As hard as it may be to grasp by our material minds, the circumstance surrounding the loss of a loved one provides a variety of spiritual opportunities for the ones left behind though they may not be in a position to immediate appreciate such a truth. One of the spiritual problems confronting us we live this material life is the problem of appreciating spiritual values. The loss of a loved one galvanized our souls, and cause us to realize how much we appreciate the loss of our loved one. It has been truly said that you don’t miss your water until the well runs dry. It is the experience of loss that causes us to deeply appreciate the object of our loss.
The death of a loved one also causes us to reflect upon own mortality, and always does this cause anxiety in the mind which in turns serves as a stimulus to find relief from the anxiety. The relief of the anxiety can only be relieved by making those faith conquests of believing in Jesus that lead to a consciousness of eternal life. Without this stimulus of loss, we would never turn to Jesus; we would feel no need to. But the consciousness of mortal death in the face of the supreme desire to somehow survive does the trick.
In the case of a helpless child left behind, this serves as a stimulus to arouse the divine nature in ones who are left behind by calling forth qualities of mercy and compassion. Being a free will creature, an individual may not respond to those aroused urges of mercy and compassion, but those urges are certainly present in the conscious mind whether the individual acts on them or not.
For an individual who has become overly dependent on the deceased one, and who has ceased to grow, the destruction of this mortal crutch provides both the stimulus and the opportunity for the individual to become independent, as well as to grow. For an individual with great potential who would not otherwise find a stimulus or an opportunity for those potential to actualize themselves, the mortal loss provides the driving power to bring forth those slumbering potentials.

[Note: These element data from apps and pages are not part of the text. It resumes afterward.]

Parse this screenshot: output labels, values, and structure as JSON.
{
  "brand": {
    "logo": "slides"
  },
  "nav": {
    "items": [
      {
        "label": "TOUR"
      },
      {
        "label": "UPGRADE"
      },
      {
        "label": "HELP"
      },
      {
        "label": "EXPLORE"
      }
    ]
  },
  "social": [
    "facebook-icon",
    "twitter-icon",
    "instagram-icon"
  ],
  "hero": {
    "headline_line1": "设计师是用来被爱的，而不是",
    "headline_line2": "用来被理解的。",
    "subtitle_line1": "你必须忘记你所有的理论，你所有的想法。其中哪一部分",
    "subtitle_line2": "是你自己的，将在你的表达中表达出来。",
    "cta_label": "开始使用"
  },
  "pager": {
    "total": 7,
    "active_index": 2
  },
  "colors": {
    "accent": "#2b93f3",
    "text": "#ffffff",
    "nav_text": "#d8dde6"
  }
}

For the individual who is called upon to endure the loss of his loved one, it provides a stimulus for the growth of faith, as an additional incentive to do the Father's will with the sublime hope of seeing his loved one someday. For the person who was not appreciative of the loved one while he was alive, mortal death makes one more sensitive to the unselfish efforts that the deceased one expended on one. And for all of those who are involved, feelings of sympathy are evoked which unlock the capacity for compassion to emerge.
Mortal death may be a human tragedy which it most certainly is, but from the spiritual point of view, it is an excellent opportunity for all concerned to grow spiritually, thus demonstrating the great spiritual law that all things work together for good for those who love God. To grasp the meanings and to obtain the values of this experience is to experience hope in the very jaws of despair.
This concludes today’s message on understanding the spiritual meaning and value of mortal death. We hope you find something in this message to ponder and pray about while you go about your day.
Until next time, this is Dr. James Perry.